Data records for software interfaces -
Segment Open
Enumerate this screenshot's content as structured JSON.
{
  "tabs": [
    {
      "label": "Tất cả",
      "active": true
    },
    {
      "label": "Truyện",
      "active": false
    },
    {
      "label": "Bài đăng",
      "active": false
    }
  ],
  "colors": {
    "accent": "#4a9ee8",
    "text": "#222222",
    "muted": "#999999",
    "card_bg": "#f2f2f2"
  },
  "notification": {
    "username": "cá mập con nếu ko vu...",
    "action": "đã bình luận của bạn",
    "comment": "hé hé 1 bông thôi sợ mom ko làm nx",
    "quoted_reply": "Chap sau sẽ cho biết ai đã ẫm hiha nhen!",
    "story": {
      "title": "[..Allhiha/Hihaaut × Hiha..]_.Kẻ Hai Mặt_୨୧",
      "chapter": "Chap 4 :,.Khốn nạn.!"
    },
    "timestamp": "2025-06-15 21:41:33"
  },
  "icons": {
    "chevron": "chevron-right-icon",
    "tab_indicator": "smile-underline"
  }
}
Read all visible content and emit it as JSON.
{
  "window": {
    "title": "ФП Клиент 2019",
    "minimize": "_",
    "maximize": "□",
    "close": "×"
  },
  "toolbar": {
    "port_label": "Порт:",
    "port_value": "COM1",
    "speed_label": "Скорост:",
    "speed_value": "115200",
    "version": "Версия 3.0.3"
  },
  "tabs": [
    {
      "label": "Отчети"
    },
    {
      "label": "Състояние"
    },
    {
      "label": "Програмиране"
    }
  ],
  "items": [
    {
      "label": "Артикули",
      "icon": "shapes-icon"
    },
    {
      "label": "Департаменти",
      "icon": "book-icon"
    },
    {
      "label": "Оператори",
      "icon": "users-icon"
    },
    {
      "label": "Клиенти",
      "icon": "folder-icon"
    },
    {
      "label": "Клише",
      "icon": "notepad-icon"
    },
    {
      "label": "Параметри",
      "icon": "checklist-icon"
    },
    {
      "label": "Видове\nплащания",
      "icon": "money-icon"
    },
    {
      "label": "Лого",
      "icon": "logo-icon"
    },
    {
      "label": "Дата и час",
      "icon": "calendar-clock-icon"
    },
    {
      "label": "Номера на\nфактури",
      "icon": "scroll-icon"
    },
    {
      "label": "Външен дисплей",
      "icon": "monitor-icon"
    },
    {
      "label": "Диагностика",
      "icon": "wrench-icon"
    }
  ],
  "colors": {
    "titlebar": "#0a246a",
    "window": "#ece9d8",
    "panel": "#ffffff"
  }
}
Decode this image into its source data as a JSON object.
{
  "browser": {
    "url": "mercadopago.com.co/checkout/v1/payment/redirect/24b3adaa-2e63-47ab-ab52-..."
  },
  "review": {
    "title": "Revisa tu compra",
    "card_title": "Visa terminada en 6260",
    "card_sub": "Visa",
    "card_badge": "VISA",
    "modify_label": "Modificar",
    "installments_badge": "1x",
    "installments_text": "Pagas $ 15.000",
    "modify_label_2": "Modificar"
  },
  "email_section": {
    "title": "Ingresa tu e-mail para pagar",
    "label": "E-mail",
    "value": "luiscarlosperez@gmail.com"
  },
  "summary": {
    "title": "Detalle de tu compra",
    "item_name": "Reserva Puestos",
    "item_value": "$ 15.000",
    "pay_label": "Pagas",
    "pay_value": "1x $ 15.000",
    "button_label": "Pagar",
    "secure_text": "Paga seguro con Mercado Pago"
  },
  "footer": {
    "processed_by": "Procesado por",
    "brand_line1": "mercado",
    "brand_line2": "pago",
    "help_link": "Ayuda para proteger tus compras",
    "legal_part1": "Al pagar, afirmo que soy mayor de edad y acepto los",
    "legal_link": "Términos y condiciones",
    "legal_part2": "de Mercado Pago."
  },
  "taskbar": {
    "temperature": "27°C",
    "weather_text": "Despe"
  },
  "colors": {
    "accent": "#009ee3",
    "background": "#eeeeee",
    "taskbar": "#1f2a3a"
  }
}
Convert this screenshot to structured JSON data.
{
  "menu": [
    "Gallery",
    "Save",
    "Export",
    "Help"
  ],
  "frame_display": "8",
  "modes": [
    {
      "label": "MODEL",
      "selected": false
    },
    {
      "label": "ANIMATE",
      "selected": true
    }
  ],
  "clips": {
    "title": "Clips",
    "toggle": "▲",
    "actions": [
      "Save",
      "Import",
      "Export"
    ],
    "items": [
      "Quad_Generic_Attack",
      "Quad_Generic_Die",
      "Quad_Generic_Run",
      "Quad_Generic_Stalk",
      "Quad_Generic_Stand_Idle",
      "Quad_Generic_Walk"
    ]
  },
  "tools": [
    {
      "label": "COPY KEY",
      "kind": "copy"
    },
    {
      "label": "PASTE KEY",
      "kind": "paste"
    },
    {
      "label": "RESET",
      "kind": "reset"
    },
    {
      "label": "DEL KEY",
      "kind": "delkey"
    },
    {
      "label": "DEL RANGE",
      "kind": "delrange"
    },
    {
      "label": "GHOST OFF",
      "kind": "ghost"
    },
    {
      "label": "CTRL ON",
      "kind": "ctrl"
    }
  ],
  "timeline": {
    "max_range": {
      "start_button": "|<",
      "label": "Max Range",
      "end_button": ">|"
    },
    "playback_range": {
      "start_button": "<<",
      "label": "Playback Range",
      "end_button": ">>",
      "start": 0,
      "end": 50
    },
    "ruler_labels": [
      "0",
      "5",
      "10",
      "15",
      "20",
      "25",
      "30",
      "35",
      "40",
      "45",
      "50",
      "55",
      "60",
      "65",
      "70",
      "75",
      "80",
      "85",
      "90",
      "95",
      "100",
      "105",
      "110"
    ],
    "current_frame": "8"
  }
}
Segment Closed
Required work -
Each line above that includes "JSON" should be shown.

Solved exercise -
Enumerate this screenshot's content as structured JSON.
Read all visible content and emit it as JSON.
Decode this image into its source data as a JSON object.
Convert this screenshot to structured JSON data.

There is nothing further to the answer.